Work request >> Whenever a line in the data contains "深度学习深几许", show that line.

Source records
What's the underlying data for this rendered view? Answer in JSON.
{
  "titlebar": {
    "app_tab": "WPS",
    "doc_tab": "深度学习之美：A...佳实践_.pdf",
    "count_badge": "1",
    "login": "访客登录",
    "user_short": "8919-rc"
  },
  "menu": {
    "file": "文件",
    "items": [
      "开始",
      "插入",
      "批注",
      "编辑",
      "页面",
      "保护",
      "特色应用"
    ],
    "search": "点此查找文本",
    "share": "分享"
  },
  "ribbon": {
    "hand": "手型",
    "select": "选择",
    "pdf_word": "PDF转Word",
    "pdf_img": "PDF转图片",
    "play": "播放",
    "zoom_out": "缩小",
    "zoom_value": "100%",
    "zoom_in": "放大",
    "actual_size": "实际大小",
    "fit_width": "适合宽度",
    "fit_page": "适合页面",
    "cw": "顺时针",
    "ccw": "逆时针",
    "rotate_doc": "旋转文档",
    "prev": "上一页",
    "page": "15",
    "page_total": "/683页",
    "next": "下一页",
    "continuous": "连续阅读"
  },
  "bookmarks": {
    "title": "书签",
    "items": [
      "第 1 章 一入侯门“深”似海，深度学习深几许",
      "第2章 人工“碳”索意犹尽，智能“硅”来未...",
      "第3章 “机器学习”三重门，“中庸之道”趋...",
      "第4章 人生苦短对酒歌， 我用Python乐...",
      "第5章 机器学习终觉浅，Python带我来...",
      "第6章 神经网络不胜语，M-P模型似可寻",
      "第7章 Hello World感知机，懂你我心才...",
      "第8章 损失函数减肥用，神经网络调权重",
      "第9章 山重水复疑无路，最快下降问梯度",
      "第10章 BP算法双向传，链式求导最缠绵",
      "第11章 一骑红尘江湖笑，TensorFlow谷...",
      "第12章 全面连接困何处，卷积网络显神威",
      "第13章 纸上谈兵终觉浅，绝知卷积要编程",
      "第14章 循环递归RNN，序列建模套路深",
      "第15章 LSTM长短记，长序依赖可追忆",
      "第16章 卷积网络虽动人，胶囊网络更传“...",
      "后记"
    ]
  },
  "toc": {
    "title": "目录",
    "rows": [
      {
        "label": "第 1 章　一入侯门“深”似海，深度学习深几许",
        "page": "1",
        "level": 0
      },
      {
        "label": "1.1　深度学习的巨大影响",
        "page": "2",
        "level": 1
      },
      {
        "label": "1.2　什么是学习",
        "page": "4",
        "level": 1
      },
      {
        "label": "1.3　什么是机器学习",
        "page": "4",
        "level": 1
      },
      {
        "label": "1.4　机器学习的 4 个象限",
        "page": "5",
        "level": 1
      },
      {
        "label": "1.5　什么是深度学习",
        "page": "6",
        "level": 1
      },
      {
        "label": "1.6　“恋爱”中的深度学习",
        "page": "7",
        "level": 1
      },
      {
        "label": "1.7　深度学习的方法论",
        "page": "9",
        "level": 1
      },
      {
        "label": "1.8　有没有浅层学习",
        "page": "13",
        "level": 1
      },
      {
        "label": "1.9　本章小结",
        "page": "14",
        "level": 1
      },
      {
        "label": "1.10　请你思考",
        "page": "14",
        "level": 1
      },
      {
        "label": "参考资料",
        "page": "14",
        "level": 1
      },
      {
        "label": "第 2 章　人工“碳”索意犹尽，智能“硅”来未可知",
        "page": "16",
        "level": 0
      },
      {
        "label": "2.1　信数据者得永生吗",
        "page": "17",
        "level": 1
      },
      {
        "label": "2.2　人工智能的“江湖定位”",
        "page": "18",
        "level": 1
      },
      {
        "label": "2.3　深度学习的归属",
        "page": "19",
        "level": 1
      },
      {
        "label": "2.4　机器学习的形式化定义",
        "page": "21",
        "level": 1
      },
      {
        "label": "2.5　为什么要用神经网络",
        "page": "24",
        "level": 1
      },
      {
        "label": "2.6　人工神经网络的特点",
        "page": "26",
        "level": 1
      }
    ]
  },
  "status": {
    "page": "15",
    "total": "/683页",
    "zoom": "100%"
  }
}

Result of this exercise >>
      "第 1 章 一入侯门“深”似海，深度学习深几许",
        "label": "第 1 章　一入侯门“深”似海，深度学习深几许",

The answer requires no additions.